How to complete this task ::
In the material below, identify each line bearing the word "Counter". Reproduce those lines.

The records ::
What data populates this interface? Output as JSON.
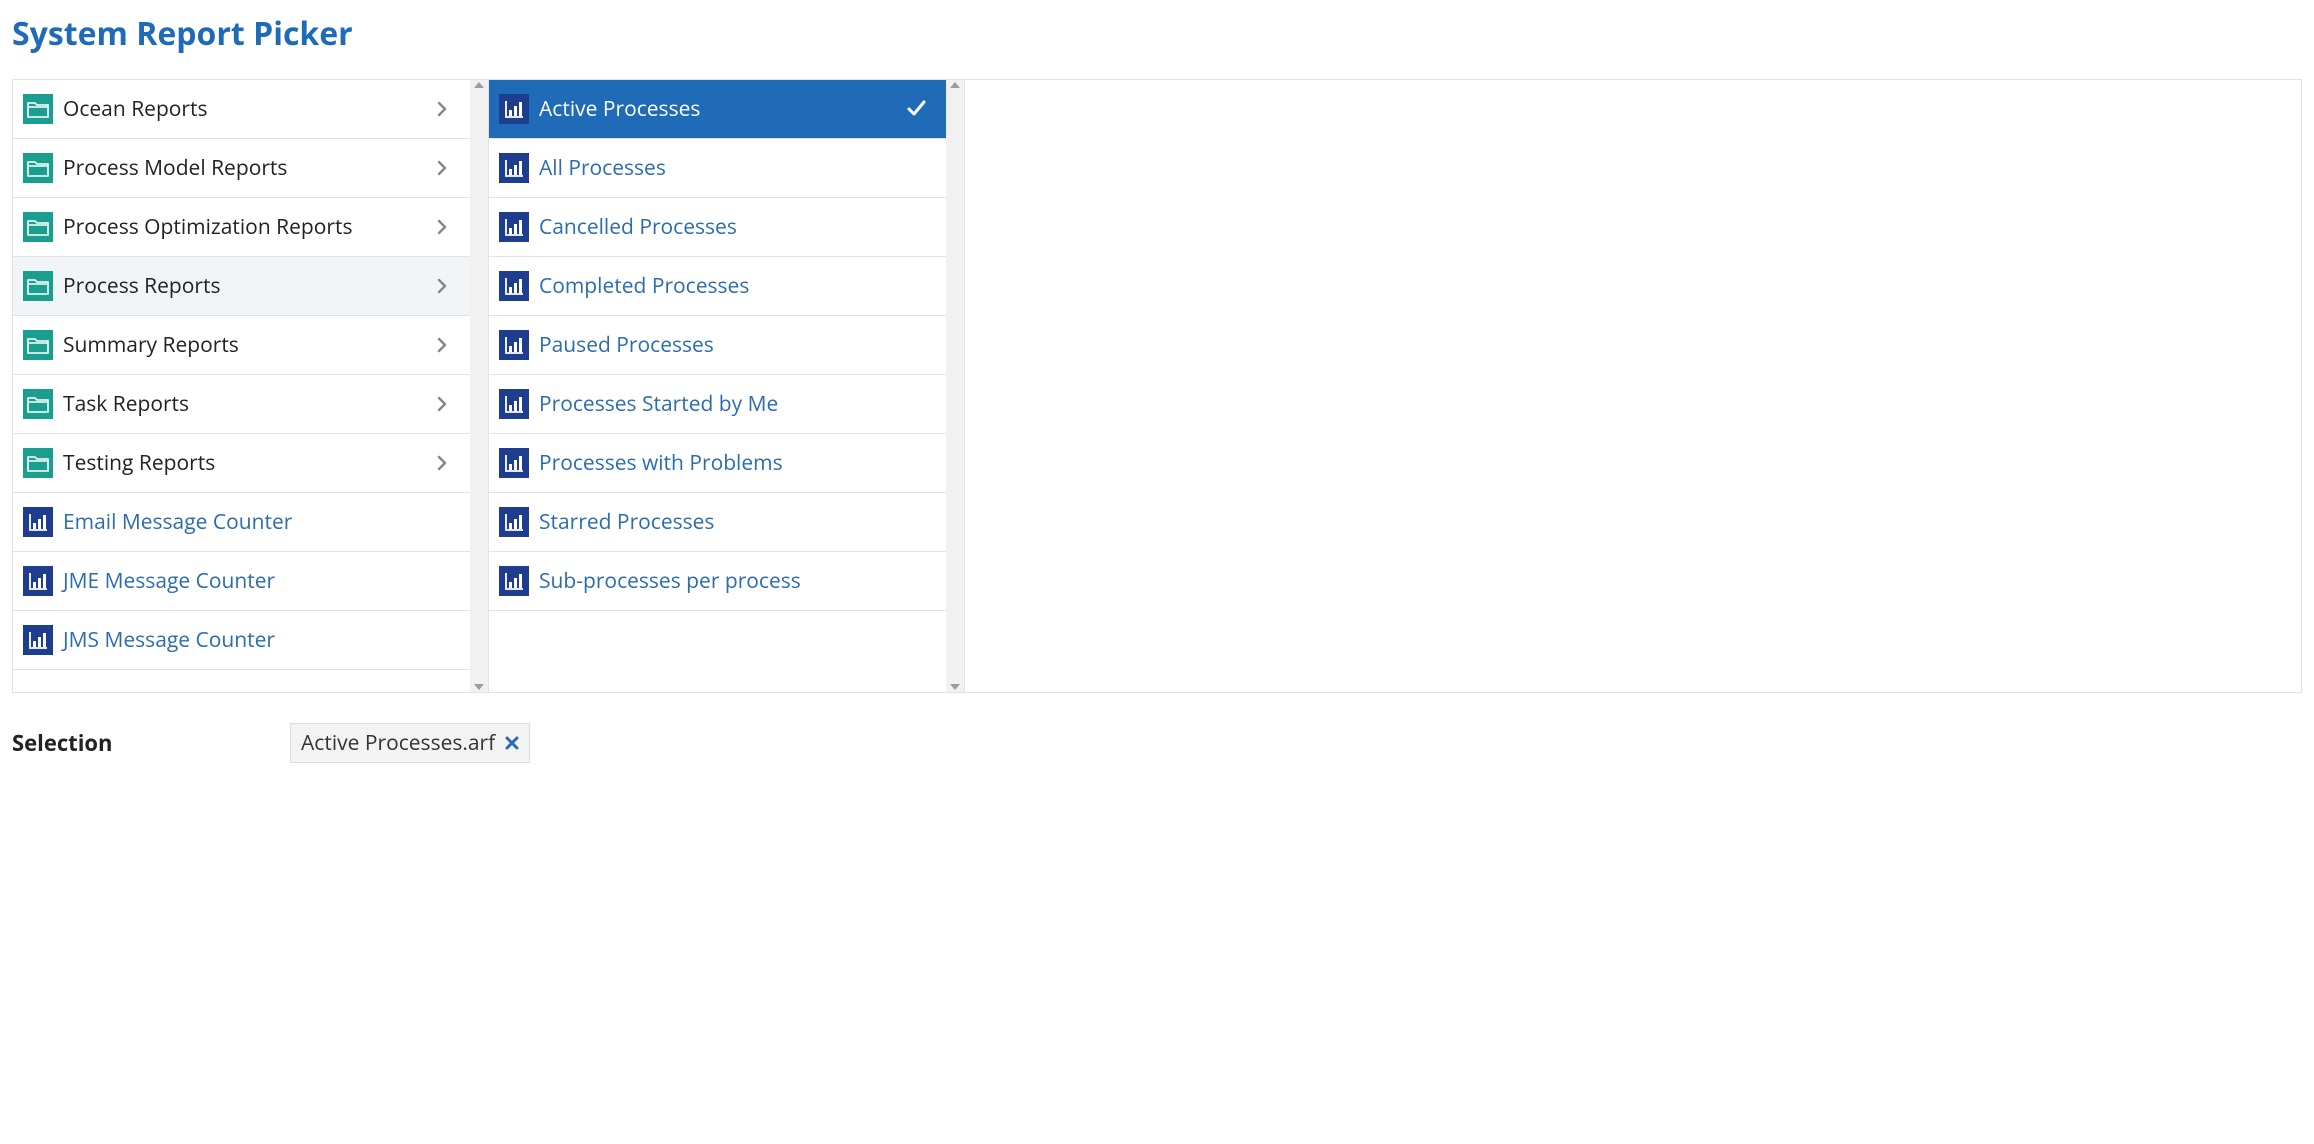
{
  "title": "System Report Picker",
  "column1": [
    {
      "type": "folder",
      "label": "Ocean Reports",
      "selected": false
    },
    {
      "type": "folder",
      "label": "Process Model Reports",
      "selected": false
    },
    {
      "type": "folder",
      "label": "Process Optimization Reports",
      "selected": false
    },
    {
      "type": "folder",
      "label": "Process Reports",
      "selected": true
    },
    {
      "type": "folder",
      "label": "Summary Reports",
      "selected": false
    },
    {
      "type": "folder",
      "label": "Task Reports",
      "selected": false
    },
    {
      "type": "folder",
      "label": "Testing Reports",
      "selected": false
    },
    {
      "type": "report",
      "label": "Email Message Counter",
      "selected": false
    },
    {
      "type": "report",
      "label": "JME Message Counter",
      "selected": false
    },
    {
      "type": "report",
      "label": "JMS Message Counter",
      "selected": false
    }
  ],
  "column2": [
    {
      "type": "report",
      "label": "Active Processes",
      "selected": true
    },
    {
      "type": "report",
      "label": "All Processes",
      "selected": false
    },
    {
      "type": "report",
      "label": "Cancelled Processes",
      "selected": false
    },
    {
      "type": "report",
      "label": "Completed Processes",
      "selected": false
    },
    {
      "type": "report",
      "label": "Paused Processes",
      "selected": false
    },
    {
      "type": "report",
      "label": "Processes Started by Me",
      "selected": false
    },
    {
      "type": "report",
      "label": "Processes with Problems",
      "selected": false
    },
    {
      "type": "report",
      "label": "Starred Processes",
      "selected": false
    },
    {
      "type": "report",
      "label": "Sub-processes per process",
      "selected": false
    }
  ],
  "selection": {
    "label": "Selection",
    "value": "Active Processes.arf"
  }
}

Written reply ::
      "label": "Email Message Counter",
      "label": "JME Message Counter",
      "label": "JMS Message Counter",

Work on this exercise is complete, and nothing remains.